=== Begin Enclosure ===

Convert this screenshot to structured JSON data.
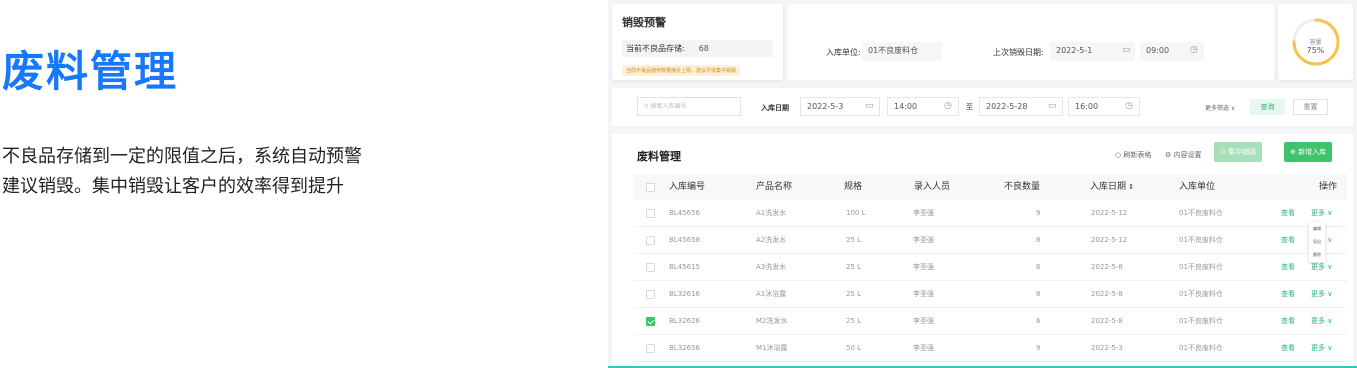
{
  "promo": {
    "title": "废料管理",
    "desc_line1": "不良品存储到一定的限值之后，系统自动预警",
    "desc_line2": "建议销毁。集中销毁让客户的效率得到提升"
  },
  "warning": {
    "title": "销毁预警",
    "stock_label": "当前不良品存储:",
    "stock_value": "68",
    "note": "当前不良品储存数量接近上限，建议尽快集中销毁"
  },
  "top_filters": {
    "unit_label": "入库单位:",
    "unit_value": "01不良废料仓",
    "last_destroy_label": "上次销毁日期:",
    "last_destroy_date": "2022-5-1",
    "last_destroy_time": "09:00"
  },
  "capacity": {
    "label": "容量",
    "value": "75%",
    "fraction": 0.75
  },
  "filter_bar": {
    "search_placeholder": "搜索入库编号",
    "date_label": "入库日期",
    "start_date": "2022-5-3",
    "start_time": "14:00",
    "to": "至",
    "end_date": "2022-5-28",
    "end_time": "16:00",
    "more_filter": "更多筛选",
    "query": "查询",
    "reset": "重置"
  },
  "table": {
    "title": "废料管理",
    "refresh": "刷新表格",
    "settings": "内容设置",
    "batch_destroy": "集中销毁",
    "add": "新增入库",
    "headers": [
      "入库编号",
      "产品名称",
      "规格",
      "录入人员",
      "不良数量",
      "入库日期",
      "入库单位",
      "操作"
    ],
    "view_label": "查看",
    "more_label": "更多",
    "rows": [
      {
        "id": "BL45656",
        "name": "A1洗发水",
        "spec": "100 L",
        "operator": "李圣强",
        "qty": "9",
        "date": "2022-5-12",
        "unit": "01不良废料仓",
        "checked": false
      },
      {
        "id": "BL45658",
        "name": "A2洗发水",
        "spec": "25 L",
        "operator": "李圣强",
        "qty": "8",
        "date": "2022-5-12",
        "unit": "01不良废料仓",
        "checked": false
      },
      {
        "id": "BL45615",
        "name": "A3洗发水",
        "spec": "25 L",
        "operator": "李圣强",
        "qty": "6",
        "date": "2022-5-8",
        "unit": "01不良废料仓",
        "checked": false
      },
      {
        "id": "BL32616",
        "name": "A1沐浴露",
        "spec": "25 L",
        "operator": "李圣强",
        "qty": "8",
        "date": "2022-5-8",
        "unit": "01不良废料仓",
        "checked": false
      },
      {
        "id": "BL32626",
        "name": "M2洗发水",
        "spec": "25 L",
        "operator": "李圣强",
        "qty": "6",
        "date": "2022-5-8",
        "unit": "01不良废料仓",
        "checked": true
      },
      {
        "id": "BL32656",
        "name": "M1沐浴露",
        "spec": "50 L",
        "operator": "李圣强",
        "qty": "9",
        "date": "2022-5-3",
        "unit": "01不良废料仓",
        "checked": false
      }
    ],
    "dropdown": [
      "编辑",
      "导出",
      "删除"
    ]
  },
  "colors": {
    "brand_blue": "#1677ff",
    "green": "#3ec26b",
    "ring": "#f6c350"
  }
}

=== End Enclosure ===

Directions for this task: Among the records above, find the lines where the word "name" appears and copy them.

Output of the exercise:
        "name": "A1洗发水",
        "name": "A2洗发水",
        "name": "A3洗发水",
        "name": "A1沐浴露",
        "name": "M2洗发水",
        "name": "M1沐浴露",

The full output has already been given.